Work task
Reproduce the listing exactly, keeping every word as it is.

Supplied records

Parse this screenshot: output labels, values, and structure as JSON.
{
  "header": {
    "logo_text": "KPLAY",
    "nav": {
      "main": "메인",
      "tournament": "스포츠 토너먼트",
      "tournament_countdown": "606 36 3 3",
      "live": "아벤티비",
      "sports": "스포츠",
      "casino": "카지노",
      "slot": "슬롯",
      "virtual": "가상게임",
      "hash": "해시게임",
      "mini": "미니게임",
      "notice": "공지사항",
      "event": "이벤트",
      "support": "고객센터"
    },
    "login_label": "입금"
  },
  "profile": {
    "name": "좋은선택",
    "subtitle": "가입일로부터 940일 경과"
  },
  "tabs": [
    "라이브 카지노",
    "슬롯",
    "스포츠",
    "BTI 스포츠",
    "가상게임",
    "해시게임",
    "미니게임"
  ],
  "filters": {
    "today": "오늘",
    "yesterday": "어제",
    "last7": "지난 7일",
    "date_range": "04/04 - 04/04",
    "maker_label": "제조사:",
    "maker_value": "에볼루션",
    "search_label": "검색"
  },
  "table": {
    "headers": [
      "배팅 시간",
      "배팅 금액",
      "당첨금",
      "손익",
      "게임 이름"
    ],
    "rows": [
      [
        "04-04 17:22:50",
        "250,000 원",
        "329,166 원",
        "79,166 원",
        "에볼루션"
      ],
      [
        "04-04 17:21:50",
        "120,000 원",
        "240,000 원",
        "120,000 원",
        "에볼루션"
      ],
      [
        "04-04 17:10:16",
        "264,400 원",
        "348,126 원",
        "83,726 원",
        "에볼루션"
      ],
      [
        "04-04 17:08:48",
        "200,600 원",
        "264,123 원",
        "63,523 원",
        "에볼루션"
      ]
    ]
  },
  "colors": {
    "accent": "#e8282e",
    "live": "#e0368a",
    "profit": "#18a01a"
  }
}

Reply to the exercise
Parse this screenshot: output labels, values, and structure as JSON.
{
  "header": {
    "logo_text": "KPLAY",
    "nav": {
      "main": "메인",
      "tournament": "스포츠 토너먼트",
      "tournament_countdown": "606 36 3 3",
      "live": "아벤티비",
      "sports": "스포츠",
      "casino": "카지노",
      "slot": "슬롯",
      "virtual": "가상게임",
      "hash": "해시게임",
      "mini": "미니게임",
      "notice": "공지사항",
      "event": "이벤트",
      "support": "고객센터"
    },
    "login_label": "입금"
  },
  "profile": {
    "name": "좋은선택",
    "subtitle": "가입일로부터 940일 경과"
  },
  "tabs": [
    "라이브 카지노",
    "슬롯",
    "스포츠",
    "BTI 스포츠",
    "가상게임",
    "해시게임",
    "미니게임"
  ],
  "filters": {
    "today": "오늘",
    "yesterday": "어제",
    "last7": "지난 7일",
    "date_range": "04/04 - 04/04",
    "maker_label": "제조사:",
    "maker_value": "에볼루션",
    "search_label": "검색"
  },
  "table": {
    "headers": [
      "배팅 시간",
      "배팅 금액",
      "당첨금",
      "손익",
      "게임 이름"
    ],
    "rows": [
      [
        "04-04 17:22:50",
        "250,000 원",
        "329,166 원",
        "79,166 원",
        "에볼루션"
      ],
      [
        "04-04 17:21:50",
        "120,000 원",
        "240,000 원",
        "120,000 원",
        "에볼루션"
      ],
      [
        "04-04 17:10:16",
        "264,400 원",
        "348,126 원",
        "83,726 원",
        "에볼루션"
      ],
      [
        "04-04 17:08:48",
        "200,600 원",
        "264,123 원",
        "63,523 원",
        "에볼루션"
      ]
    ]
  },
  "colors": {
    "accent": "#e8282e",
    "live": "#e0368a",
    "profit": "#18a01a"
  }
}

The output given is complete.